- Most believe they have more privacy at home, but care at home can actually feel more intrusive for some, particularly others living in the same home.
- Often, safety and accessibility updates to the home become necessary which creates additional costs.
- Isolation, as well as lack of exercise and proper nutrition, are common problems for care at home, particularly if the assistance is intermittent.
For care in a senior living community, your options include assisted living which offers housing, onsite care and support with daily activities and memory care which offers a specialized care environment for those with Alzheimer’s disease and dementia.
Senior Living Pros:
- Home maintenance, housekeeping, laundry, transportation and three well-balanced meals a day are typically provided.
- Multiple levels of care may be on the same campus making it easier to transition as health needs evolve.
- Social opportunities and wellness are part of life with activities, events, outings, fitness classes and amenities such as a pool.
Senior Living Cons:
- Many feel moving to senior living represents a loss of independence and control.
- It can be hard to adapt to an unfamiliar environment.
- The caregiver to resident ratio can be 1 to 20 which limits the amount of personal attention you’ll receive.
- Large communities can have an institutional feel and some may feel lost with multiple buildings to navigate between and potentially 100s of new ‘neighbors.’
Boutique Senior Living
This type of care setting is one you may not be familiar with, but it’s gaining in popularity for blending the comfort of home with the care and amenities of senior living.

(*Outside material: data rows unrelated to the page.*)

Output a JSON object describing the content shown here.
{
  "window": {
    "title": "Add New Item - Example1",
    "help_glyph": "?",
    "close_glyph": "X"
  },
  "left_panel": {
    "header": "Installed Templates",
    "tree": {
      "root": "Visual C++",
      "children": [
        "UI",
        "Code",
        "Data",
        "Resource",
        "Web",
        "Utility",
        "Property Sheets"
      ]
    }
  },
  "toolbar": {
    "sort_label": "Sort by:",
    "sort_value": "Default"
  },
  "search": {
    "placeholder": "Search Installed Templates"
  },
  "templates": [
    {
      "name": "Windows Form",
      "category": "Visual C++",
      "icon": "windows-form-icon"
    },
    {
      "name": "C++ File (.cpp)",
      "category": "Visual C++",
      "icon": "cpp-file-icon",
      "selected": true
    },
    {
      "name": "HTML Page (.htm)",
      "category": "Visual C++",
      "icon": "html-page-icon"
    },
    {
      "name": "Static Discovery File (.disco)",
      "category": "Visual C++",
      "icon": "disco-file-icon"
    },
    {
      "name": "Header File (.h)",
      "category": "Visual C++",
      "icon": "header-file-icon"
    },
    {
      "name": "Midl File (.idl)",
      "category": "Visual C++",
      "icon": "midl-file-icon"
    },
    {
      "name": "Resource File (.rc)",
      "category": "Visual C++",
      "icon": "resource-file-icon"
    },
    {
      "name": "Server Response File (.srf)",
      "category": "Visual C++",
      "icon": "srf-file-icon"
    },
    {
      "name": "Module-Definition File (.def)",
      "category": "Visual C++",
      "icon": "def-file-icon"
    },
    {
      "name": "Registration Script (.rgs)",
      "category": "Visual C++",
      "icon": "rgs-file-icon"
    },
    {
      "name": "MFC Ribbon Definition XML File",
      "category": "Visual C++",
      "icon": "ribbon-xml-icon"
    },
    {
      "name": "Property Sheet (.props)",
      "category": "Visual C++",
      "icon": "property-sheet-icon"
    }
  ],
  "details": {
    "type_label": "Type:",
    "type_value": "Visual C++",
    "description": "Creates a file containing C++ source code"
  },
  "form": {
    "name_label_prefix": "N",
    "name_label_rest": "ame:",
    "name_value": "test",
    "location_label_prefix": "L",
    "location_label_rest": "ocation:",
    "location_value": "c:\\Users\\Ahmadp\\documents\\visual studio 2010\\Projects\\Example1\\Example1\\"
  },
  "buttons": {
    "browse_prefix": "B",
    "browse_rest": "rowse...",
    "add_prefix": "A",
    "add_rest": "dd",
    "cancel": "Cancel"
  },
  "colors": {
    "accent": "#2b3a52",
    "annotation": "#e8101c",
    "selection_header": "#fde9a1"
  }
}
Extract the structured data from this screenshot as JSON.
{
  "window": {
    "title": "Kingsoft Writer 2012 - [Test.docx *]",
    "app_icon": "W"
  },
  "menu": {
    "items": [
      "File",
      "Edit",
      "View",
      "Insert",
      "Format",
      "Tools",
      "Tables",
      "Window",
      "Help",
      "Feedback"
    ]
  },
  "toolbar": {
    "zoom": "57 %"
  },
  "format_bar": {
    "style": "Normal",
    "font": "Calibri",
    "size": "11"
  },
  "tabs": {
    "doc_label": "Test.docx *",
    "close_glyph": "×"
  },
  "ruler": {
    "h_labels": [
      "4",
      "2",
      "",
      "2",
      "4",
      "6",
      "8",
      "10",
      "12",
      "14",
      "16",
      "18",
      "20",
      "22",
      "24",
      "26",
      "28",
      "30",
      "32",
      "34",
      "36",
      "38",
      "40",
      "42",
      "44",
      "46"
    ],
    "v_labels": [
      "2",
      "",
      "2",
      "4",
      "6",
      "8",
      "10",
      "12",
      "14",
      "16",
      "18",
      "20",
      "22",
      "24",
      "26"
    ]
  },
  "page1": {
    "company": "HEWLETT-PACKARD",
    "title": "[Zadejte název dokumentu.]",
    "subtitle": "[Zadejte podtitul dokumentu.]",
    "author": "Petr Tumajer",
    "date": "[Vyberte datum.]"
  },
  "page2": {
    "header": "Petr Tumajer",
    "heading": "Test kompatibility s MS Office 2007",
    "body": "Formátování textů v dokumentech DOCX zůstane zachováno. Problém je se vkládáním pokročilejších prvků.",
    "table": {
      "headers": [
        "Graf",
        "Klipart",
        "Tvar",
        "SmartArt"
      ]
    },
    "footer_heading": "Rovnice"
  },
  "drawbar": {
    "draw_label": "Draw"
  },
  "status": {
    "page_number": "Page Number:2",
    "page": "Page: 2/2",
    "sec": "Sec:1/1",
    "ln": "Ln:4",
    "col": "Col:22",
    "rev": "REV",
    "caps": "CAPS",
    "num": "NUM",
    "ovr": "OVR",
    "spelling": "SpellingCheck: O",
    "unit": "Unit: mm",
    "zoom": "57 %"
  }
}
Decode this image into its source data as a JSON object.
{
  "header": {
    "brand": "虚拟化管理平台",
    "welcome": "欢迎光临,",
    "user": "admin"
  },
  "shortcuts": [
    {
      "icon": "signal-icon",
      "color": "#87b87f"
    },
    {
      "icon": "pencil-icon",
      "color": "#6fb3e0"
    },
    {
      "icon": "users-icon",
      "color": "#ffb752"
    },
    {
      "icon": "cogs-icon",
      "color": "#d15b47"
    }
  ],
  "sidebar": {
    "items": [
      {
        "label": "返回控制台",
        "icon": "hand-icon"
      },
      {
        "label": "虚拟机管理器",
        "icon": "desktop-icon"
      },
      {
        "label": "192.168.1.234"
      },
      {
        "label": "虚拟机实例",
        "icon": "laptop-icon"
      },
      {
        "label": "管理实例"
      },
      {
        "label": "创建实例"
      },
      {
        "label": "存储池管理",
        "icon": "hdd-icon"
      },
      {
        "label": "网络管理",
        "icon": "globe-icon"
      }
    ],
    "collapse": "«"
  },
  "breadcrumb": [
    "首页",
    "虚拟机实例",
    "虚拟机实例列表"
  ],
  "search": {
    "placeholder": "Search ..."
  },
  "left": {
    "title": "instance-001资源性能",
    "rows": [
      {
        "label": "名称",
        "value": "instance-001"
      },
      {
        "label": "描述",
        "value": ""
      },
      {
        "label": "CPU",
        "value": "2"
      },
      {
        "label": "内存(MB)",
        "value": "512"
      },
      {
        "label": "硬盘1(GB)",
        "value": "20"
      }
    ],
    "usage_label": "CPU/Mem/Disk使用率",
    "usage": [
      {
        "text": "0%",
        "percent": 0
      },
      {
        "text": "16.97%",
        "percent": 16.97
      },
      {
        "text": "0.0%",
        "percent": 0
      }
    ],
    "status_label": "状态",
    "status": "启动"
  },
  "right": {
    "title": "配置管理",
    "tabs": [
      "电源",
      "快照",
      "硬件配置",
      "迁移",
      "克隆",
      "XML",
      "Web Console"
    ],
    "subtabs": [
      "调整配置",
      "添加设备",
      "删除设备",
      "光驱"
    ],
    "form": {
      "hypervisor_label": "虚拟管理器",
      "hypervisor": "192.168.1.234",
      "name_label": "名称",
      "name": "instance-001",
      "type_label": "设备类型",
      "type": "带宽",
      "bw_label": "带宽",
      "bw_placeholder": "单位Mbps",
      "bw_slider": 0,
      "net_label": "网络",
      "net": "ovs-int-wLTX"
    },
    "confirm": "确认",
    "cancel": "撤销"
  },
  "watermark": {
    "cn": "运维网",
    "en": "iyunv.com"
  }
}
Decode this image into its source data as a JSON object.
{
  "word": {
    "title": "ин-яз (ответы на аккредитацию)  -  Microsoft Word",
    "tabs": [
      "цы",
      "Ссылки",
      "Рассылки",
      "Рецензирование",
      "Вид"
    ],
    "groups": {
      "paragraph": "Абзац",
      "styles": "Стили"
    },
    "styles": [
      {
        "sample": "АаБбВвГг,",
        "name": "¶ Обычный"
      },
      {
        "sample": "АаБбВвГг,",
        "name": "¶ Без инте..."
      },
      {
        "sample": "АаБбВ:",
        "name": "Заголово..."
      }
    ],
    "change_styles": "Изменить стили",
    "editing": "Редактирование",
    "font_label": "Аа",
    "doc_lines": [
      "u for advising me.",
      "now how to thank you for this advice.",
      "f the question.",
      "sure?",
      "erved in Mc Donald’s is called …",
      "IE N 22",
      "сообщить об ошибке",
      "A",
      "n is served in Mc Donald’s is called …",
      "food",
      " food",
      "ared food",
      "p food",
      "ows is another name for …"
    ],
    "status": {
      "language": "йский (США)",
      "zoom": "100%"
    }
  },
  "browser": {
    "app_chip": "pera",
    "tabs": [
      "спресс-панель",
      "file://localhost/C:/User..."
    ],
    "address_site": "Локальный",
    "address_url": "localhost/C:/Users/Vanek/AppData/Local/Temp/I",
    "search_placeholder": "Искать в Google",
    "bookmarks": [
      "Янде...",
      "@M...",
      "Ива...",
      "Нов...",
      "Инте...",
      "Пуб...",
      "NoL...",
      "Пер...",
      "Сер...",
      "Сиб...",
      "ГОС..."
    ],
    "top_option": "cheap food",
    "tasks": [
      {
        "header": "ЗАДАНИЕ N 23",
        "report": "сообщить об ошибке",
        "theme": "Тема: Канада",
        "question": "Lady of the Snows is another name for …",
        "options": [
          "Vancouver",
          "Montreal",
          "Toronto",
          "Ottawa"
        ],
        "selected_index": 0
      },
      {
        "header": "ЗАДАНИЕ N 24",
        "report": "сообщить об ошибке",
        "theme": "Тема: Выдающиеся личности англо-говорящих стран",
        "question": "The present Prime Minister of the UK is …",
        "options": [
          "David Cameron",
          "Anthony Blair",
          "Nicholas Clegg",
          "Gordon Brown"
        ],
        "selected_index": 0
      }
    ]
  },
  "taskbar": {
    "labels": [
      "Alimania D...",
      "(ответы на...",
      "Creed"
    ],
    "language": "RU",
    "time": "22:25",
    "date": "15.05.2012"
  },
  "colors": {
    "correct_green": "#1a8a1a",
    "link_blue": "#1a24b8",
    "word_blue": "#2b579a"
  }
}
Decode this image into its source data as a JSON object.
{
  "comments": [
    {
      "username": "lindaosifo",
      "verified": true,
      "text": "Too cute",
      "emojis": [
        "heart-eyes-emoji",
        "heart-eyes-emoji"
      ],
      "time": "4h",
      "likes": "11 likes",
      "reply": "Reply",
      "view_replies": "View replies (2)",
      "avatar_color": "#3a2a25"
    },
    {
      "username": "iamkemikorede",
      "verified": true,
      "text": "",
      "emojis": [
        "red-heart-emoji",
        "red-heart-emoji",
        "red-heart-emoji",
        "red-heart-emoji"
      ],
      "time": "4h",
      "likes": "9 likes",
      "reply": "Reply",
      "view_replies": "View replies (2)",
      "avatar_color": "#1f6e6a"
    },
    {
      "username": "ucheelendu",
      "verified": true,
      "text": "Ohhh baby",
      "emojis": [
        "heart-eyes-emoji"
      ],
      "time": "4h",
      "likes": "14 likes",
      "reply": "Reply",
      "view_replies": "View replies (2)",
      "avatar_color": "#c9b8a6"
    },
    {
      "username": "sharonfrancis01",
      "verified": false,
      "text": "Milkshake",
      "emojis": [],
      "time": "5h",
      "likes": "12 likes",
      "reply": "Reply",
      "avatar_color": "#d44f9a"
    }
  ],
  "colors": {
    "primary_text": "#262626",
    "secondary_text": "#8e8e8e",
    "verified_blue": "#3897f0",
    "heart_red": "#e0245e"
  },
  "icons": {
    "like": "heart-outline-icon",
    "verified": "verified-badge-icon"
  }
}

For example, we are licensed for both assisted living and memory care as well.
- A caregiver to resident ratio of 1 to 5 which benefits residents with more personalized care and attention from the staff that really knows you or your loved one.
- Care is provided by trained nurses, certified nursing assistants and caregivers in a renovated and upgraded, single-family home in a quiet, residential neighborhood.
- Homes have 10 to 16 residents yet offer at least 4,000 square feet of living space.
- Three home-style meals that meet individual dietary requirements are offered daily and laundry and cleaning services are also provided.
- Amenities include beautifully landscaped grounds and home gardens, complimentary Wi-Fi, transportation and safety features such as fall alert pendants, state-of-the-art video monitoring and keypad entry/exit access.
- Activity programs feature daily exercises, socialization, cognitive stimulation and immersive activities as well as group outings and live entertainment.
- Privacy may be a concern for some; however private rooms are an option.
- Availability could be more limited as residential care homes typically have no more than 16 residents.